Here’s what you can do now to protect your antique furniture:
Adjust Heat and Humidity:
The Library of Congress suggests a constant humidity (RH) of 35-50 percent and temperatures of 65-70 degrees Fahrenheit for the proper storage of antique objects. However, consistency is arguably more important than having a museum setting. The key is to avoid extremes. For instance, changes in temperature and humidity will cause antique furniture joints and drawers to swell, loosen and crack over time. And since many early furniture joints were secured with hide glue, the constant motion of expansion and contraction can cause the old glue to fall from the joints. Factor in the absorption and loss of moisture from changes in RH, and antique table tops and side panels will separate along the grain.
Most homeowners can maintain an acceptable—and comfortable—room temperature with the aid of an air conditioner and humidifier. Antique furniture will survive intact in temperatures of 70-72 degrees Fahrenheit and RH of 50 percent. Keeping the humidity and temperature at manageable levels can be solved with the purchase of a $10 thermometer & hygrometer. But most importantly, don’t store your antique furniture in a garage, attic or shed.
Most collectors know the adverse effects that result from exposing paintings and textiles to Ultraviolet light. But they often forget that their antique furniture is also at risk. Placing an antique settee in a sunroom or solarium will lead to sun fading over time. Also, upholstery, hand painted decorations, natural finishes and designs will gradually lighten and one day disappear. Although UV film can reduce this effect, moving the furniture out of direct sunlight is a much safer option.
Prevent Water Damage:
Water stained furniture is a constant problem and one that can be easily avoided. Resisting the temptation to place planters on antique tables and stands, including Victorian marble top furniture, can save you a costly refinishing job. Even placing planters on trivets might not save your furniture. Water damage from direct contact and condensation beneath trivets will leave water bloom and water rings on old finishes. Moreover, long term exposure to moisture will result in surface separations, veneer buckling, and mold growth.

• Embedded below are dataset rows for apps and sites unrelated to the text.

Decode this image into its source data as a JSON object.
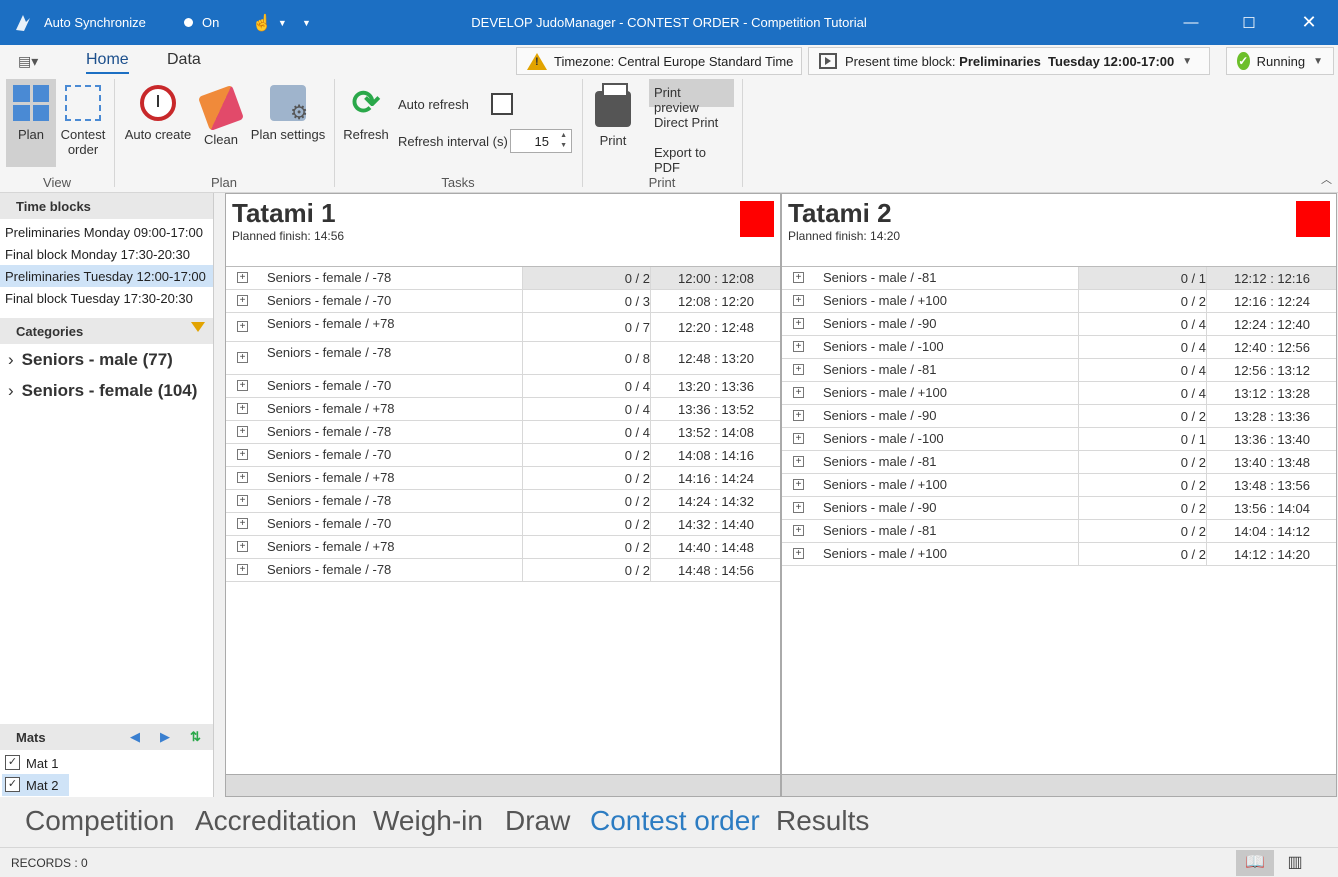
{
  "titlebar": {
    "auto_sync_label": "Auto Synchronize",
    "toggle_label": "On",
    "title": "DEVELOP JudoManager - CONTEST ORDER - Competition Tutorial"
  },
  "ribbon": {
    "tabs": [
      "Home",
      "Data"
    ],
    "timezone": "Timezone: Central Europe Standard Time",
    "time_block_prefix": "Present time block: ",
    "time_block_value": "Preliminaries  Tuesday 12:00-17:00",
    "status": "Running",
    "view": {
      "plan": "Plan",
      "contest_order_1": "Contest",
      "contest_order_2": "order",
      "label": "View"
    },
    "plan": {
      "auto_create": "Auto create",
      "clean": "Clean",
      "plan_settings": "Plan settings",
      "label": "Plan"
    },
    "tasks": {
      "refresh": "Refresh",
      "auto_refresh": "Auto refresh",
      "refresh_interval": "Refresh interval (s)",
      "interval_value": "15",
      "label": "Tasks"
    },
    "print": {
      "print": "Print",
      "print_preview": "Print preview",
      "direct_print": "Direct Print",
      "export_pdf": "Export to PDF",
      "label": "Print"
    }
  },
  "left": {
    "time_blocks_header": "Time blocks",
    "time_blocks": [
      "Preliminaries  Monday 09:00-17:00",
      "Final block  Monday 17:30-20:30",
      "Preliminaries  Tuesday 12:00-17:00",
      "Final block  Tuesday 17:30-20:30"
    ],
    "categories_header": "Categories",
    "categories": [
      "Seniors - male (77)",
      "Seniors - female (104)"
    ],
    "mats_header": "Mats",
    "mats": [
      "Mat 1",
      "Mat 2"
    ]
  },
  "tatami1": {
    "name": "Tatami 1",
    "finish": "Planned finish: 14:56",
    "rows": [
      {
        "cat": "Seniors - female / -78",
        "cnt": "0 / 2",
        "time": "12:00 : 12:08"
      },
      {
        "cat": "Seniors - female / -70",
        "cnt": "0 / 3",
        "time": "12:08 : 12:20"
      },
      {
        "cat": "Seniors - female / +78",
        "cnt": "0 / 7",
        "time": "12:20 : 12:48"
      },
      {
        "cat": "Seniors - female / -78",
        "cnt": "0 / 8",
        "time": "12:48 : 13:20"
      },
      {
        "cat": "Seniors - female / -70",
        "cnt": "0 / 4",
        "time": "13:20 : 13:36"
      },
      {
        "cat": "Seniors - female / +78",
        "cnt": "0 / 4",
        "time": "13:36 : 13:52"
      },
      {
        "cat": "Seniors - female / -78",
        "cnt": "0 / 4",
        "time": "13:52 : 14:08"
      },
      {
        "cat": "Seniors - female / -70",
        "cnt": "0 / 2",
        "time": "14:08 : 14:16"
      },
      {
        "cat": "Seniors - female / +78",
        "cnt": "0 / 2",
        "time": "14:16 : 14:24"
      },
      {
        "cat": "Seniors - female / -78",
        "cnt": "0 / 2",
        "time": "14:24 : 14:32"
      },
      {
        "cat": "Seniors - female / -70",
        "cnt": "0 / 2",
        "time": "14:32 : 14:40"
      },
      {
        "cat": "Seniors - female / +78",
        "cnt": "0 / 2",
        "time": "14:40 : 14:48"
      },
      {
        "cat": "Seniors - female / -78",
        "cnt": "0 / 2",
        "time": "14:48 : 14:56"
      }
    ]
  },
  "tatami2": {
    "name": "Tatami 2",
    "finish": "Planned finish: 14:20",
    "rows": [
      {
        "cat": "Seniors - male / -81",
        "cnt": "0 / 1",
        "time": "12:12 : 12:16"
      },
      {
        "cat": "Seniors - male / +100",
        "cnt": "0 / 2",
        "time": "12:16 : 12:24"
      },
      {
        "cat": "Seniors - male / -90",
        "cnt": "0 / 4",
        "time": "12:24 : 12:40"
      },
      {
        "cat": "Seniors - male / -100",
        "cnt": "0 / 4",
        "time": "12:40 : 12:56"
      },
      {
        "cat": "Seniors - male / -81",
        "cnt": "0 / 4",
        "time": "12:56 : 13:12"
      },
      {
        "cat": "Seniors - male / +100",
        "cnt": "0 / 4",
        "time": "13:12 : 13:28"
      },
      {
        "cat": "Seniors - male / -90",
        "cnt": "0 / 2",
        "time": "13:28 : 13:36"
      },
      {
        "cat": "Seniors - male / -100",
        "cnt": "0 / 1",
        "time": "13:36 : 13:40"
      },
      {
        "cat": "Seniors - male / -81",
        "cnt": "0 / 2",
        "time": "13:40 : 13:48"
      },
      {
        "cat": "Seniors - male / +100",
        "cnt": "0 / 2",
        "time": "13:48 : 13:56"
      },
      {
        "cat": "Seniors - male / -90",
        "cnt": "0 / 2",
        "time": "13:56 : 14:04"
      },
      {
        "cat": "Seniors - male / -81",
        "cnt": "0 / 2",
        "time": "14:04 : 14:12"
      },
      {
        "cat": "Seniors - male / +100",
        "cnt": "0 / 2",
        "time": "14:12 : 14:20"
      }
    ]
  },
  "bottomnav": [
    "Competition",
    "Accreditation",
    "Weigh-in",
    "Draw",
    "Contest order",
    "Results"
  ],
  "status": {
    "records": "RECORDS : 0"
  }
}
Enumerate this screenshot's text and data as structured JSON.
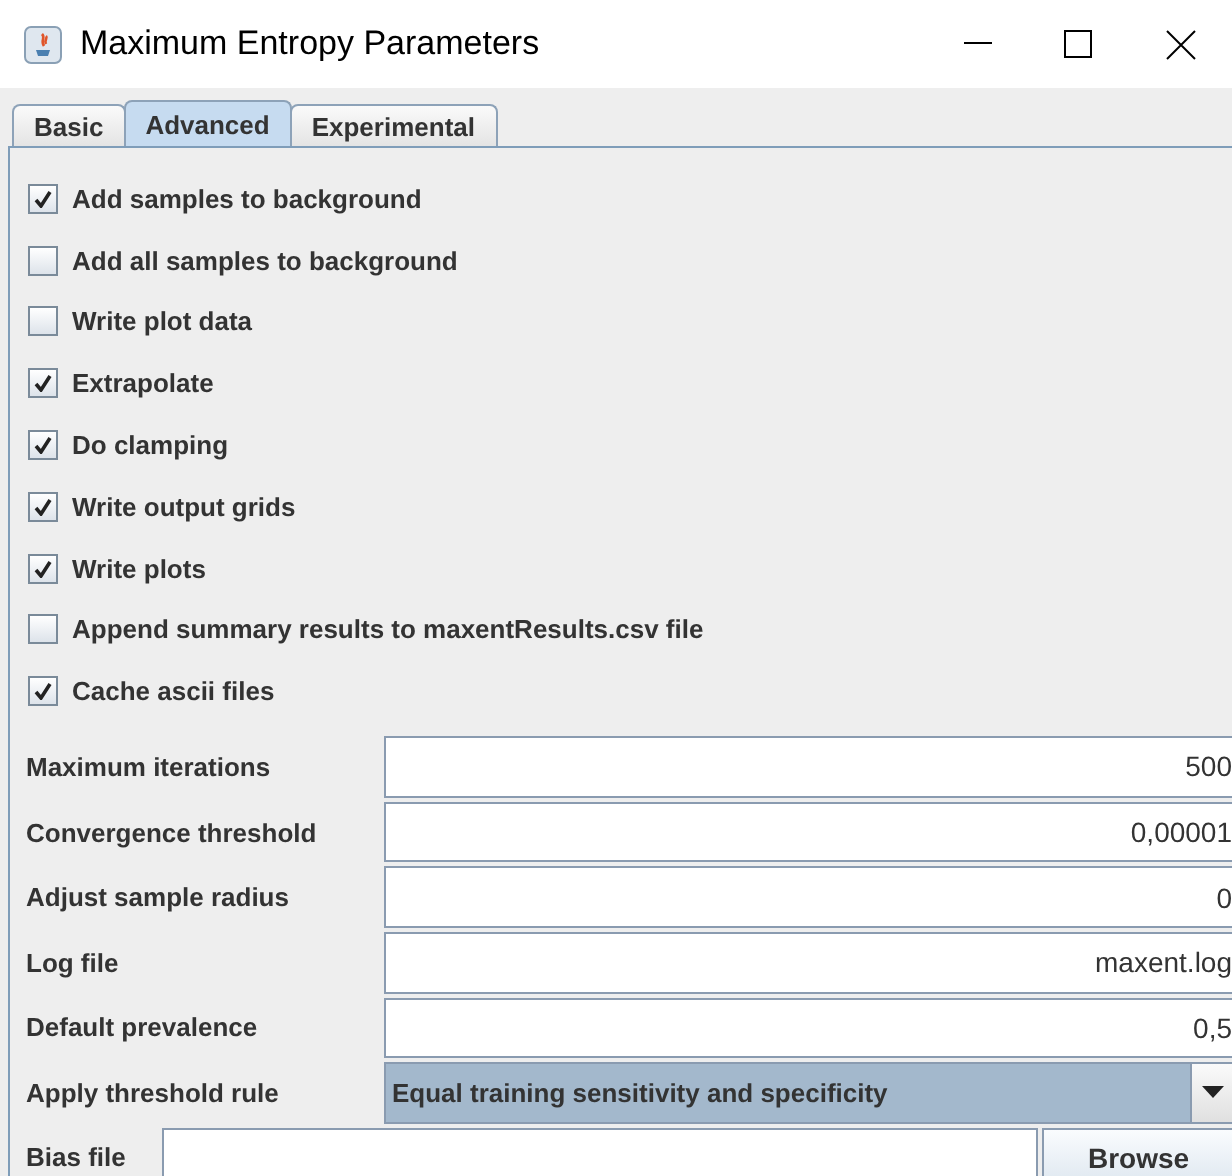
{
  "window": {
    "title": "Maximum Entropy Parameters"
  },
  "tabs": [
    {
      "label": "Basic",
      "selected": false
    },
    {
      "label": "Advanced",
      "selected": true
    },
    {
      "label": "Experimental",
      "selected": false
    }
  ],
  "checkboxes": [
    {
      "label": "Add samples to background",
      "checked": true
    },
    {
      "label": "Add all samples to background",
      "checked": false
    },
    {
      "label": "Write plot data",
      "checked": false
    },
    {
      "label": "Extrapolate",
      "checked": true
    },
    {
      "label": "Do clamping",
      "checked": true
    },
    {
      "label": "Write output grids",
      "checked": true
    },
    {
      "label": "Write plots",
      "checked": true
    },
    {
      "label": "Append summary results to maxentResults.csv file",
      "checked": false
    },
    {
      "label": "Cache ascii files",
      "checked": true
    }
  ],
  "fields": [
    {
      "kind": "text",
      "label": "Maximum iterations",
      "value": "500"
    },
    {
      "kind": "text",
      "label": "Convergence threshold",
      "value": "0,00001"
    },
    {
      "kind": "text",
      "label": "Adjust sample radius",
      "value": "0"
    },
    {
      "kind": "text",
      "label": "Log file",
      "value": "maxent.log"
    },
    {
      "kind": "text",
      "label": "Default prevalence",
      "value": "0,5"
    },
    {
      "kind": "select",
      "label": "Apply threshold rule",
      "value": "Equal training sensitivity and specificity"
    }
  ],
  "bias_file": {
    "label": "Bias file",
    "button": "Browse"
  }
}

Taking a few simple steps now can protect your antique furniture for the next generation.